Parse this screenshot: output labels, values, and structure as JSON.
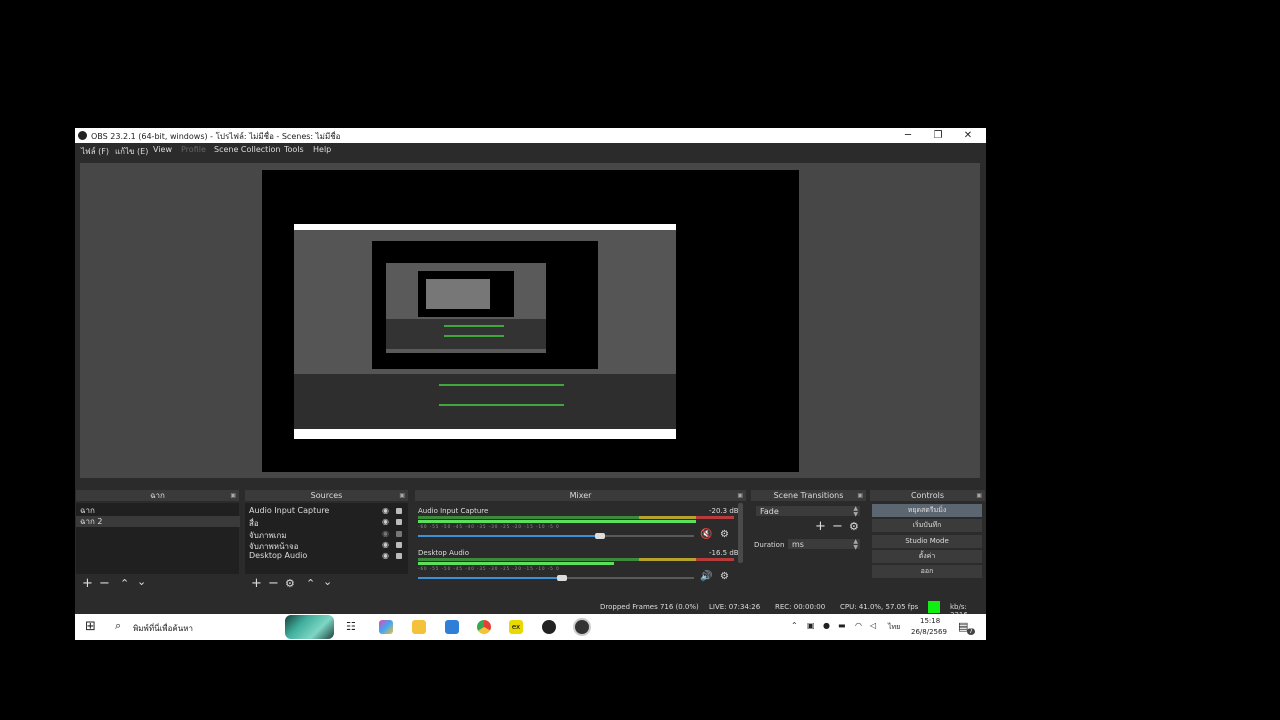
{
  "window": {
    "title": "OBS 23.2.1 (64-bit, windows) - โปรไฟล์: ไม่มีชื่อ - Scenes: ไม่มีชื่อ",
    "minimize": "─",
    "maximize": "❐",
    "close": "✕"
  },
  "menu": [
    "ไฟล์ (F)",
    "แก้ไข (E)",
    "View",
    "Profile",
    "Scene Collection",
    "Tools",
    "Help"
  ],
  "docks": {
    "scenes": {
      "title": "ฉาก",
      "items": [
        "ฉาก",
        "ฉาก 2"
      ],
      "selected": 1
    },
    "sources": {
      "title": "Sources",
      "items": [
        "Audio Input Capture",
        "สื่อ",
        "จับภาพเกม",
        "จับภาพหน้าจอ",
        "Desktop Audio"
      ]
    },
    "mixer": {
      "title": "Mixer",
      "channels": [
        {
          "name": "Audio Input Capture",
          "db": "-20.3 dB",
          "level": 0.88,
          "volume": 0.66,
          "muted": true
        },
        {
          "name": "Desktop Audio",
          "db": "-16.5 dB",
          "level": 0.62,
          "volume": 0.52,
          "muted": false
        }
      ],
      "ticks": "-60 -55 -50 -45 -40 -35 -30 -25 -20 -15 -10 -5 0"
    },
    "transitions": {
      "title": "Scene Transitions",
      "selected": "Fade",
      "duration_label": "Duration",
      "duration_value": "ms"
    },
    "controls": {
      "title": "Controls",
      "buttons": [
        "หยุดสตรีมมิ่ง",
        "เริ่มบันทึก",
        "Studio Mode",
        "ตั้งค่า",
        "ออก"
      ]
    }
  },
  "status": {
    "dropped": "Dropped Frames 716 (0.0%)",
    "live": "LIVE: 07:34:26",
    "rec": "REC: 00:00:00",
    "cpu": "CPU: 41.0%, 57.05 fps",
    "kbps": "kb/s: 3216"
  },
  "taskbar": {
    "search_placeholder": "พิมพ์ที่นี่เพื่อค้นหา",
    "time": "15:18",
    "date": "26/8/2569",
    "lang": "ไทย",
    "notif_count": "7"
  },
  "colors": {
    "accent_green": "#11ee11",
    "meter_green": "#3d8a3d",
    "slider_blue": "#3d8fd6"
  }
}
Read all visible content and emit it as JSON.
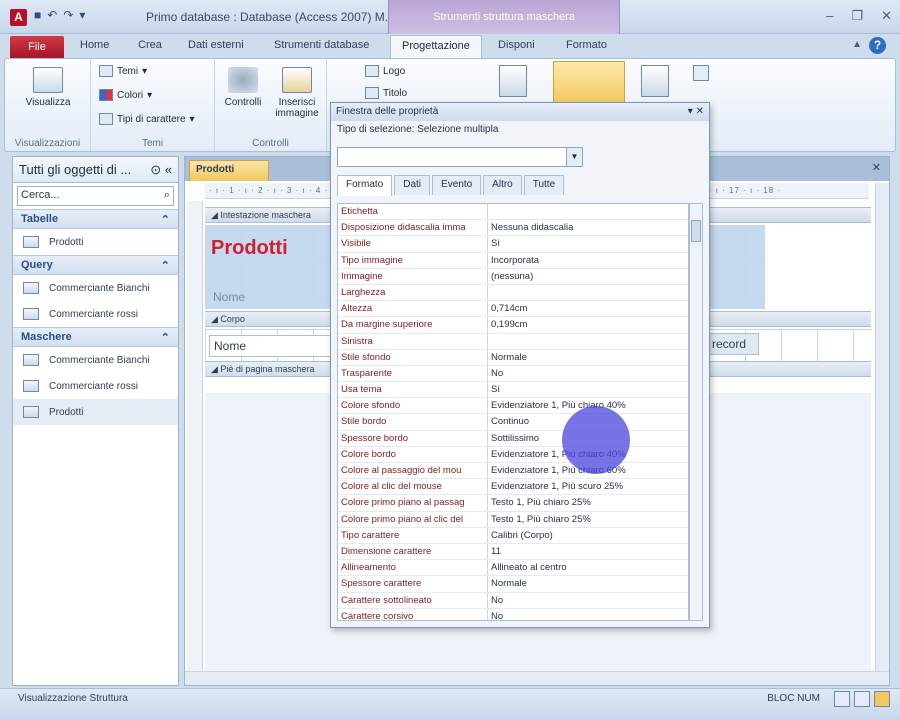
{
  "window": {
    "title": "Primo database : Database (Access 2007) M...",
    "tools_tab": "Strumenti struttura maschera"
  },
  "tabs": [
    {
      "label": "File"
    },
    {
      "label": "Home"
    },
    {
      "label": "Crea"
    },
    {
      "label": "Dati esterni"
    },
    {
      "label": "Strumenti database"
    },
    {
      "label": "Progettazione"
    },
    {
      "label": "Disponi"
    },
    {
      "label": "Formato"
    }
  ],
  "ribbon": {
    "visualizza": "Visualizza",
    "group_visualizzazioni": "Visualizzazioni",
    "temi": "Temi",
    "colori": "Colori",
    "tipi_carattere": "Tipi di carattere",
    "group_temi": "Temi",
    "controlli": "Controlli",
    "inserisci_immagine": "Inserisci immagine",
    "group_controlli": "Controlli",
    "logo": "Logo",
    "titolo": "Titolo"
  },
  "nav": {
    "header": "Tutti gli oggetti di ...",
    "search_placeholder": "Cerca...",
    "groups": [
      {
        "label": "Tabelle",
        "items": [
          "Prodotti"
        ]
      },
      {
        "label": "Query",
        "items": [
          "Commerciante Bianchi",
          "Commerciante rossi"
        ]
      },
      {
        "label": "Maschere",
        "items": [
          "Commerciante Bianchi",
          "Commerciante rossi",
          "Prodotti"
        ]
      }
    ]
  },
  "document": {
    "tab_label": "Prodotti",
    "header_section": "Intestazione maschera",
    "body_section": "Corpo",
    "footer_section": "Piè di pagina maschera",
    "form_title": "Prodotti",
    "header_field": "Nome",
    "body_field": "Nome",
    "record_button": "record"
  },
  "property_sheet": {
    "title": "Finestra delle proprietà",
    "selection_type": "Tipo di selezione:  Selezione multipla",
    "tabs": [
      "Formato",
      "Dati",
      "Evento",
      "Altro",
      "Tutte"
    ],
    "active_tab": "Formato",
    "rows": [
      [
        "Etichetta",
        ""
      ],
      [
        "Disposizione didascalia imma",
        "Nessuna didascalia"
      ],
      [
        "Visibile",
        "Sì"
      ],
      [
        "Tipo immagine",
        "Incorporata"
      ],
      [
        "Immagine",
        "(nessuna)"
      ],
      [
        "Larghezza",
        ""
      ],
      [
        "Altezza",
        "0,714cm"
      ],
      [
        "Da margine superiore",
        "0,199cm"
      ],
      [
        "Sinistra",
        ""
      ],
      [
        "Stile sfondo",
        "Normale"
      ],
      [
        "Trasparente",
        "No"
      ],
      [
        "Usa tema",
        "Sì"
      ],
      [
        "Colore sfondo",
        "Evidenziatore 1, Più chiaro 40%"
      ],
      [
        "Stile bordo",
        "Continuo"
      ],
      [
        "Spessore bordo",
        "Sottilissimo"
      ],
      [
        "Colore bordo",
        "Evidenziatore 1, Più chiaro 40%"
      ],
      [
        "Colore al passaggio del mou",
        "Evidenziatore 1, Più chiaro 60%"
      ],
      [
        "Colore al clic del mouse",
        "Evidenziatore 1, Più scuro 25%"
      ],
      [
        "Colore primo piano al passag",
        "Testo 1, Più chiaro 25%"
      ],
      [
        "Colore primo piano al clic del",
        "Testo 1, Più chiaro 25%"
      ],
      [
        "Tipo carattere",
        "Calibri (Corpo)"
      ],
      [
        "Dimensione carattere",
        "11"
      ],
      [
        "Allineamento",
        "Allineato al centro"
      ],
      [
        "Spessore carattere",
        "Normale"
      ],
      [
        "Carattere sottolineato",
        "No"
      ],
      [
        "Carattere corsivo",
        "No"
      ]
    ]
  },
  "status": {
    "left": "Visualizzazione Struttura",
    "right": "BLOC NUM"
  },
  "colors": {
    "accent": "#2e6dc4",
    "file_tab": "#b5122a",
    "form_title": "#d11f2f",
    "cursor_highlight": "#4c46dc"
  }
}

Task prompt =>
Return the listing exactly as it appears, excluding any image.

Written answer =>
Parse this screenshot: output labels, values, and structure as JSON.
{
  "window": {
    "title": "OBS 23.2.1 (64-bit, windows) - โปรไฟล์: ไม่มีชื่อ - Scenes: ไม่มีชื่อ",
    "minimize": "─",
    "maximize": "❐",
    "close": "✕"
  },
  "menu": [
    "ไฟล์ (F)",
    "แก้ไข (E)",
    "View",
    "Profile",
    "Scene Collection",
    "Tools",
    "Help"
  ],
  "docks": {
    "scenes": {
      "title": "ฉาก",
      "items": [
        "ฉาก",
        "ฉาก 2"
      ],
      "selected": 1
    },
    "sources": {
      "title": "Sources",
      "items": [
        "Audio Input Capture",
        "สื่อ",
        "จับภาพเกม",
        "จับภาพหน้าจอ",
        "Desktop Audio"
      ]
    },
    "mixer": {
      "title": "Mixer",
      "channels": [
        {
          "name": "Audio Input Capture",
          "db": "-20.3 dB",
          "level": 0.88,
          "volume": 0.66,
          "muted": true
        },
        {
          "name": "Desktop Audio",
          "db": "-16.5 dB",
          "level": 0.62,
          "volume": 0.52,
          "muted": false
        }
      ],
      "ticks": "-60 -55 -50 -45 -40 -35 -30 -25 -20 -15 -10 -5 0"
    },
    "transitions": {
      "title": "Scene Transitions",
      "selected": "Fade",
      "duration_label": "Duration",
      "duration_value": "ms"
    },
    "controls": {
      "title": "Controls",
      "buttons": [
        "หยุดสตรีมมิ่ง",
        "เริ่มบันทึก",
        "Studio Mode",
        "ตั้งค่า",
        "ออก"
      ]
    }
  },
  "status": {
    "dropped": "Dropped Frames 716 (0.0%)",
    "live": "LIVE: 07:34:26",
    "rec": "REC: 00:00:00",
    "cpu": "CPU: 41.0%, 57.05 fps",
    "kbps": "kb/s: 3216"
  },
  "taskbar": {
    "search_placeholder": "พิมพ์ที่นี่เพื่อค้นหา",
    "time": "15:18",
    "date": "26/8/2569",
    "lang": "ไทย",
    "notif_count": "7"
  },
  "colors": {
    "accent_green": "#11ee11",
    "meter_green": "#3d8a3d",
    "slider_blue": "#3d8fd6"
  }
}
Read all visible content and emit it as JSON.
{
  "window": {
    "title": "Primo database : Database (Access 2007) M...",
    "tools_tab": "Strumenti struttura maschera"
  },
  "tabs": [
    {
      "label": "File"
    },
    {
      "label": "Home"
    },
    {
      "label": "Crea"
    },
    {
      "label": "Dati esterni"
    },
    {
      "label": "Strumenti database"
    },
    {
      "label": "Progettazione"
    },
    {
      "label": "Disponi"
    },
    {
      "label": "Formato"
    }
  ],
  "ribbon": {
    "visualizza": "Visualizza",
    "group_visualizzazioni": "Visualizzazioni",
    "temi": "Temi",
    "colori": "Colori",
    "tipi_carattere": "Tipi di carattere",
    "group_temi": "Temi",
    "controlli": "Controlli",
    "inserisci_immagine": "Inserisci immagine",
    "group_controlli": "Controlli",
    "logo": "Logo",
    "titolo": "Titolo"
  },
  "nav": {
    "header": "Tutti gli oggetti di ...",
    "search_placeholder": "Cerca...",
    "groups": [
      {
        "label": "Tabelle",
        "items": [
          "Prodotti"
        ]
      },
      {
        "label": "Query",
        "items": [
          "Commerciante Bianchi",
          "Commerciante rossi"
        ]
      },
      {
        "label": "Maschere",
        "items": [
          "Commerciante Bianchi",
          "Commerciante rossi",
          "Prodotti"
        ]
      }
    ]
  },
  "document": {
    "tab_label": "Prodotti",
    "header_section": "Intestazione maschera",
    "body_section": "Corpo",
    "footer_section": "Piè di pagina maschera",
    "form_title": "Prodotti",
    "header_field": "Nome",
    "body_field": "Nome",
    "record_button": "record"
  },
  "property_sheet": {
    "title": "Finestra delle proprietà",
    "selection_type": "Tipo di selezione:  Selezione multipla",
    "tabs": [
      "Formato",
      "Dati",
      "Evento",
      "Altro",
      "Tutte"
    ],
    "active_tab": "Formato",
    "rows": [
      [
        "Etichetta",
        ""
      ],
      [
        "Disposizione didascalia imma",
        "Nessuna didascalia"
      ],
      [
        "Visibile",
        "Sì"
      ],
      [
        "Tipo immagine",
        "Incorporata"
      ],
      [
        "Immagine",
        "(nessuna)"
      ],
      [
        "Larghezza",
        ""
      ],
      [
        "Altezza",
        "0,714cm"
      ],
      [
        "Da margine superiore",
        "0,199cm"
      ],
      [
        "Sinistra",
        ""
      ],
      [
        "Stile sfondo",
        "Normale"
      ],
      [
        "Trasparente",
        "No"
      ],
      [
        "Usa tema",
        "Sì"
      ],
      [
        "Colore sfondo",
        "Evidenziatore 1, Più chiaro 40%"
      ],
      [
        "Stile bordo",
        "Continuo"
      ],
      [
        "Spessore bordo",
        "Sottilissimo"
      ],
      [
        "Colore bordo",
        "Evidenziatore 1, Più chiaro 40%"
      ],
      [
        "Colore al passaggio del mou",
        "Evidenziatore 1, Più chiaro 60%"
      ],
      [
        "Colore al clic del mouse",
        "Evidenziatore 1, Più scuro 25%"
      ],
      [
        "Colore primo piano al passag",
        "Testo 1, Più chiaro 25%"
      ],
      [
        "Colore primo piano al clic del",
        "Testo 1, Più chiaro 25%"
      ],
      [
        "Tipo carattere",
        "Calibri (Corpo)"
      ],
      [
        "Dimensione carattere",
        "11"
      ],
      [
        "Allineamento",
        "Allineato al centro"
      ],
      [
        "Spessore carattere",
        "Normale"
      ],
      [
        "Carattere sottolineato",
        "No"
      ],
      [
        "Carattere corsivo",
        "No"
      ]
    ]
  },
  "status": {
    "left": "Visualizzazione Struttura",
    "right": "BLOC NUM"
  },
  "colors": {
    "accent": "#2e6dc4",
    "file_tab": "#b5122a",
    "form_title": "#d11f2f",
    "cursor_highlight": "#4c46dc"
  }
}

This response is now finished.